There are a handful of substances that are darlings for us DIYers on the Internet—natural, ubiquitous, and amazing multi-taskers. You know what I’m talking about—baking soda, vinegar, kosher salt olive oil, coconut oil, etc. They can do anything we ask them to do: clean our homes, whiten our laundry, reduce blood pressure, pick up the kids from school…
One such popular cure-all life hack is how to fix scratched leather using that lovely golden Mediterranean export, olive oil. Continue Reading
In 1942, a little but influential magazine known as Consumers Union changed its name to Consumer Reports and a trusted powerhouse was borne. Now, some sixty-eight years later, a new offspring from the same organization has appeared. It’s called ShopSmart;), a magazine that’s billed as ‘A new women’s shopping magazine with the BEST brands to buy.’ Honestly, though, I think that’s selling the magazine short because there really is something for everyone in its pages. Continue Reading
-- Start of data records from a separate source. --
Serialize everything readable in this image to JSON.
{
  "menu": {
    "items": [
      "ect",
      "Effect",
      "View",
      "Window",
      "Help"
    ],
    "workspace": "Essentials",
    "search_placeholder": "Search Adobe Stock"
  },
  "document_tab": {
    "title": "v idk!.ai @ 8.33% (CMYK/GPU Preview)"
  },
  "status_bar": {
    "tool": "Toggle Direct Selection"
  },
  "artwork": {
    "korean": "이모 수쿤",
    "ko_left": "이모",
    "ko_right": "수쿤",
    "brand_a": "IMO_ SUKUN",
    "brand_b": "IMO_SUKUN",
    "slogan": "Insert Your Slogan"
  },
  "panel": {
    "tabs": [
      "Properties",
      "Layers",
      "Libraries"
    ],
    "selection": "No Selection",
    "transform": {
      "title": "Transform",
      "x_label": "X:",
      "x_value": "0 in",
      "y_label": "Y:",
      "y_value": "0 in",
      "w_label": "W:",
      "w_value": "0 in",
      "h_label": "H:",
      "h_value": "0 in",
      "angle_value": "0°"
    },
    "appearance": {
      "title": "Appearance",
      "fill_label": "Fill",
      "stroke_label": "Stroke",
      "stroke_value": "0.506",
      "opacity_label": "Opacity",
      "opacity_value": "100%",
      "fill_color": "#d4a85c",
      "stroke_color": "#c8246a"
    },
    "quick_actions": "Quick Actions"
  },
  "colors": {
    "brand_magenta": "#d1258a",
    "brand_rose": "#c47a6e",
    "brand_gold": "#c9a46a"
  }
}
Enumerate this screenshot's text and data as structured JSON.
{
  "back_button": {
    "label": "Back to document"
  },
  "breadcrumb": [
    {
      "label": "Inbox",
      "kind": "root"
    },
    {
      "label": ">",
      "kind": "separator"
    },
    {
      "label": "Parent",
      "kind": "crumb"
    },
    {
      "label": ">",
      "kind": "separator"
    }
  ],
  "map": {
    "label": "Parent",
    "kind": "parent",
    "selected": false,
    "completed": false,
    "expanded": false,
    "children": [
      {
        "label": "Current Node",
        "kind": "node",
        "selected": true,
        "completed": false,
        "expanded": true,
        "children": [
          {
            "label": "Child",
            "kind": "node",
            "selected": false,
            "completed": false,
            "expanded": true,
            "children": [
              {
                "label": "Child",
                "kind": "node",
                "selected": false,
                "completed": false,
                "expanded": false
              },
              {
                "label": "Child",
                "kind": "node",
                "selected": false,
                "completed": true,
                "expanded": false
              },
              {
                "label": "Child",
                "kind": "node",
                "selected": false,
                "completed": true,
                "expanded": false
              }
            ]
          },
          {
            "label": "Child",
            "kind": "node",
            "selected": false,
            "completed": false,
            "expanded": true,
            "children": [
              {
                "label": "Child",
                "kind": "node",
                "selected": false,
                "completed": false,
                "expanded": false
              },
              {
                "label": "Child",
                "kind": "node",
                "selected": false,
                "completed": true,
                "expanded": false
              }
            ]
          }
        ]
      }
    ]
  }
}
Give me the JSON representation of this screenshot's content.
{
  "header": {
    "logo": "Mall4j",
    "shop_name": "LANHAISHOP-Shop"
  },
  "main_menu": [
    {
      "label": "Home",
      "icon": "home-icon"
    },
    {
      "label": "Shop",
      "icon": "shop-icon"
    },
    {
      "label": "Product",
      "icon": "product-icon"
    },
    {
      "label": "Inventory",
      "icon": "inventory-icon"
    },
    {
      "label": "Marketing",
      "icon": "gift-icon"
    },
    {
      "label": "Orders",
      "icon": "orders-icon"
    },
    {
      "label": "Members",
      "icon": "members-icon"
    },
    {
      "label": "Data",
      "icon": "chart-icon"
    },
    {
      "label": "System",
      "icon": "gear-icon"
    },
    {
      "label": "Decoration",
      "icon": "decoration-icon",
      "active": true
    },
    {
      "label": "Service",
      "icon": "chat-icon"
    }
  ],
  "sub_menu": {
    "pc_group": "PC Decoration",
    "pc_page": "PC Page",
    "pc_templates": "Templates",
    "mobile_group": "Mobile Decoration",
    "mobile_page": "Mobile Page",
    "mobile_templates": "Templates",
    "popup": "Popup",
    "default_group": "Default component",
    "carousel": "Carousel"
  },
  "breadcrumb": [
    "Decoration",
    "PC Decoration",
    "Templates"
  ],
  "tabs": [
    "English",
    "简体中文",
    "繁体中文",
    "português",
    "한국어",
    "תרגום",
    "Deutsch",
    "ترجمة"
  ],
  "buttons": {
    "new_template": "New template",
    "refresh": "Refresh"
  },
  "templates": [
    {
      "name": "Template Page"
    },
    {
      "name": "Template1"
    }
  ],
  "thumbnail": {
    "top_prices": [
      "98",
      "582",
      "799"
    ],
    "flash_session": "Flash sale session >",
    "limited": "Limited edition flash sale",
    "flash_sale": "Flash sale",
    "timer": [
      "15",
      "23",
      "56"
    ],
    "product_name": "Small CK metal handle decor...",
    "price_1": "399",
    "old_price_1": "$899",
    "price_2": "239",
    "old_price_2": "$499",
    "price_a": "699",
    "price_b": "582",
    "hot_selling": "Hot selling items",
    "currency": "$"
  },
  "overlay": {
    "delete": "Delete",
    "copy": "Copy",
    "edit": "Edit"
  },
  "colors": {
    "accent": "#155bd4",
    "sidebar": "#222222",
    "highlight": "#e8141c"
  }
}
An attractive frame for artwork always beats thumbtacks or the sticky stuff, but custom jobs at the framing shop come with sky-high prices, often more than you paid for that wonderful screen print from Etsy or the perfect vintage concert tour poster.
So, skip the frame shop altogether, and head to the hardware store for this easy and customizable DIY to protect and showcase your favorite pieces.
If you have a bin of nuts and washers and things, you’re half-way to turning a wine bottle into an oil lamp. (And even if you don’t have a nut and washer bin, you can pick a few up–plus the other items you’ll need to complete this project–at the hardware store for pennies!)
The supplies you’ll want to gather:
An empty wine bottle
A 1 ½” or so long threaded nipple–I used one from an old lamp kit
Two ½” to 5/8″ nuts–one wide, one skinny–that will thread onto the nipple
A 1″ washer that fits onto the nipple
Oil lamp wick (I bought some at my local hardware store.
Several years ago I made a mosaic flower pot as a shower gift. Everyone at the shower went a little ga-ga over it. Their enthusiasm got me thinking. Would people actually like to learn how to make such things and pay me to teach them how to do it? Apparently so, because a few months later I was teaching the technique at several local adult education programs. Here, my fellow Curblians, is a complimentary tutorial, just for you! Continue Reading
One of the quickest and easiest ways to embellish fabric is by stenciling it. But instead of buying fabric stencils, I decided to make my own using one of my paper punches, and some address labels. The supplies include: